▶ _Directions_
In the listing that follows, count each line where the word "tender" appears; write nothing but the count.

▶ _Dataset records_
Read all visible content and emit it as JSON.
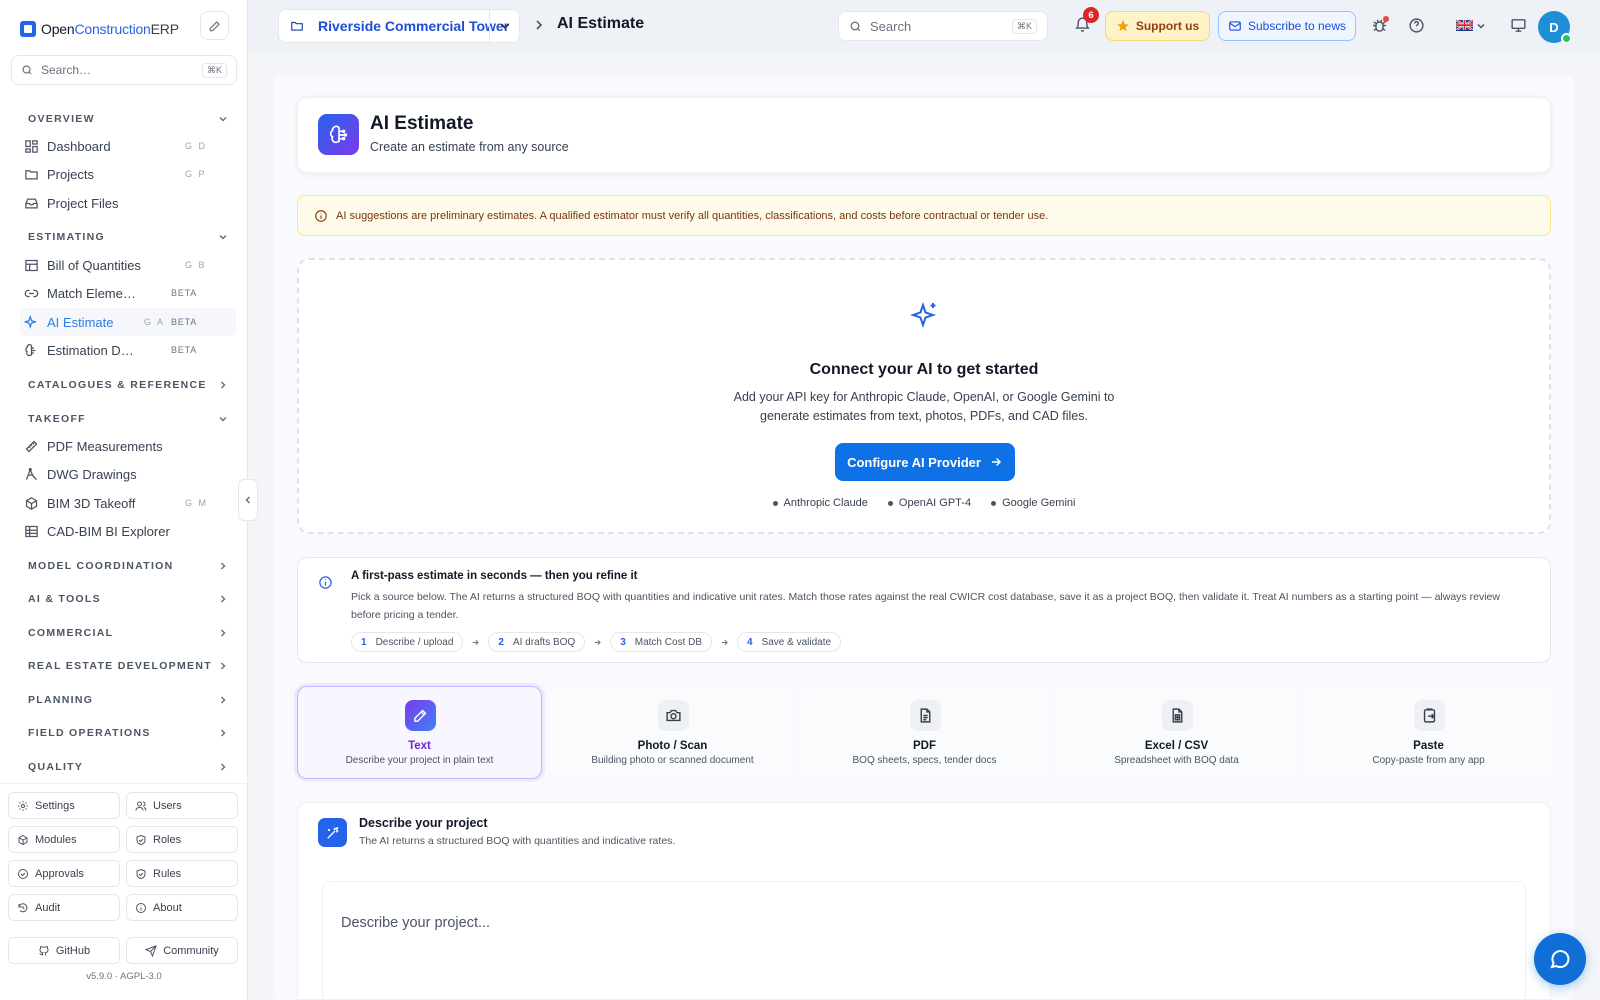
{
  "sidebar": {
    "logo": {
      "a": "Open",
      "b": "Construction",
      "c": "ERP"
    },
    "search": {
      "placeholder": "Search…",
      "shortcut": "⌘K"
    },
    "sections": {
      "overview": "OVERVIEW",
      "estimating": "ESTIMATING",
      "catalogues": "CATALOGUES & REFERENCE",
      "takeoff": "TAKEOFF",
      "model_coordination": "MODEL COORDINATION",
      "ai_tools": "AI & TOOLS",
      "commercial": "COMMERCIAL",
      "real_estate": "REAL ESTATE DEVELOPMENT",
      "planning": "PLANNING",
      "field_operations": "FIELD OPERATIONS",
      "quality": "QUALITY"
    },
    "items": {
      "dashboard": {
        "label": "Dashboard",
        "shortcut": "G D"
      },
      "projects": {
        "label": "Projects",
        "shortcut": "G P"
      },
      "project_files": {
        "label": "Project Files"
      },
      "boq": {
        "label": "Bill of Quantities",
        "shortcut": "G B"
      },
      "match": {
        "label": "Match Eleme…",
        "badge": "BETA"
      },
      "ai_estimate": {
        "label": "AI Estimate",
        "shortcut": "G A",
        "badge": "BETA"
      },
      "estimation_d": {
        "label": "Estimation D…",
        "badge": "BETA"
      },
      "pdf": {
        "label": "PDF Measurements"
      },
      "dwg": {
        "label": "DWG Drawings"
      },
      "bim": {
        "label": "BIM 3D Takeoff",
        "shortcut": "G M"
      },
      "cadbim": {
        "label": "CAD-BIM BI Explorer"
      }
    },
    "bottom": {
      "settings": "Settings",
      "users": "Users",
      "modules": "Modules",
      "roles": "Roles",
      "approvals": "Approvals",
      "rules": "Rules",
      "audit": "Audit",
      "about": "About",
      "github": "GitHub",
      "community": "Community"
    },
    "version": "v5.9.0  ·  AGPL-3.0"
  },
  "topbar": {
    "project": "Riverside Commercial Tower",
    "crumb": "AI Estimate",
    "search": {
      "placeholder": "Search",
      "shortcut": "⌘K"
    },
    "notifications": "6",
    "support": "Support us",
    "subscribe": "Subscribe to news",
    "avatar": "D"
  },
  "page": {
    "title": "AI Estimate",
    "subtitle": "Create an estimate from any source",
    "warning": "AI suggestions are preliminary estimates. A qualified estimator must verify all quantities, classifications, and costs before contractual or tender use.",
    "connect": {
      "title": "Connect your AI to get started",
      "desc1": "Add your API key for Anthropic Claude, OpenAI, or Google Gemini to",
      "desc2": "generate estimates from text, photos, PDFs, and CAD files.",
      "button": "Configure AI Provider",
      "providers": [
        "Anthropic Claude",
        "OpenAI GPT-4",
        "Google Gemini"
      ]
    },
    "firstpass": {
      "title": "A first-pass estimate in seconds — then you refine it",
      "text": "Pick a source below. The AI returns a structured BOQ with quantities and indicative unit rates. Match those rates against the real CWICR cost database, save it as a project BOQ, then validate it. Treat AI numbers as a starting point — always review before pricing a tender.",
      "steps": [
        {
          "n": "1",
          "label": "Describe / upload"
        },
        {
          "n": "2",
          "label": "AI drafts BOQ"
        },
        {
          "n": "3",
          "label": "Match Cost DB"
        },
        {
          "n": "4",
          "label": "Save & validate"
        }
      ]
    },
    "sources": [
      {
        "label": "Text",
        "desc": "Describe your project in plain text",
        "icon": "pencil-icon"
      },
      {
        "label": "Photo / Scan",
        "desc": "Building photo or scanned document",
        "icon": "camera-icon"
      },
      {
        "label": "PDF",
        "desc": "BOQ sheets, specs, tender docs",
        "icon": "file-text-icon"
      },
      {
        "label": "Excel / CSV",
        "desc": "Spreadsheet with BOQ data",
        "icon": "spreadsheet-icon"
      },
      {
        "label": "Paste",
        "desc": "Copy-paste from any app",
        "icon": "clipboard-icon"
      }
    ],
    "describe": {
      "title": "Describe your project",
      "subtitle": "The AI returns a structured BOQ with quantities and indicative rates.",
      "placeholder": "Describe your project...\n\nExample:"
    }
  },
  "colors": {
    "accent": "#0e72e6",
    "active_nav": "#2f7de1",
    "warning_bg": "#fffbeb",
    "selected_source": "#6d28d9"
  }
}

▶ _Solved exercise_
3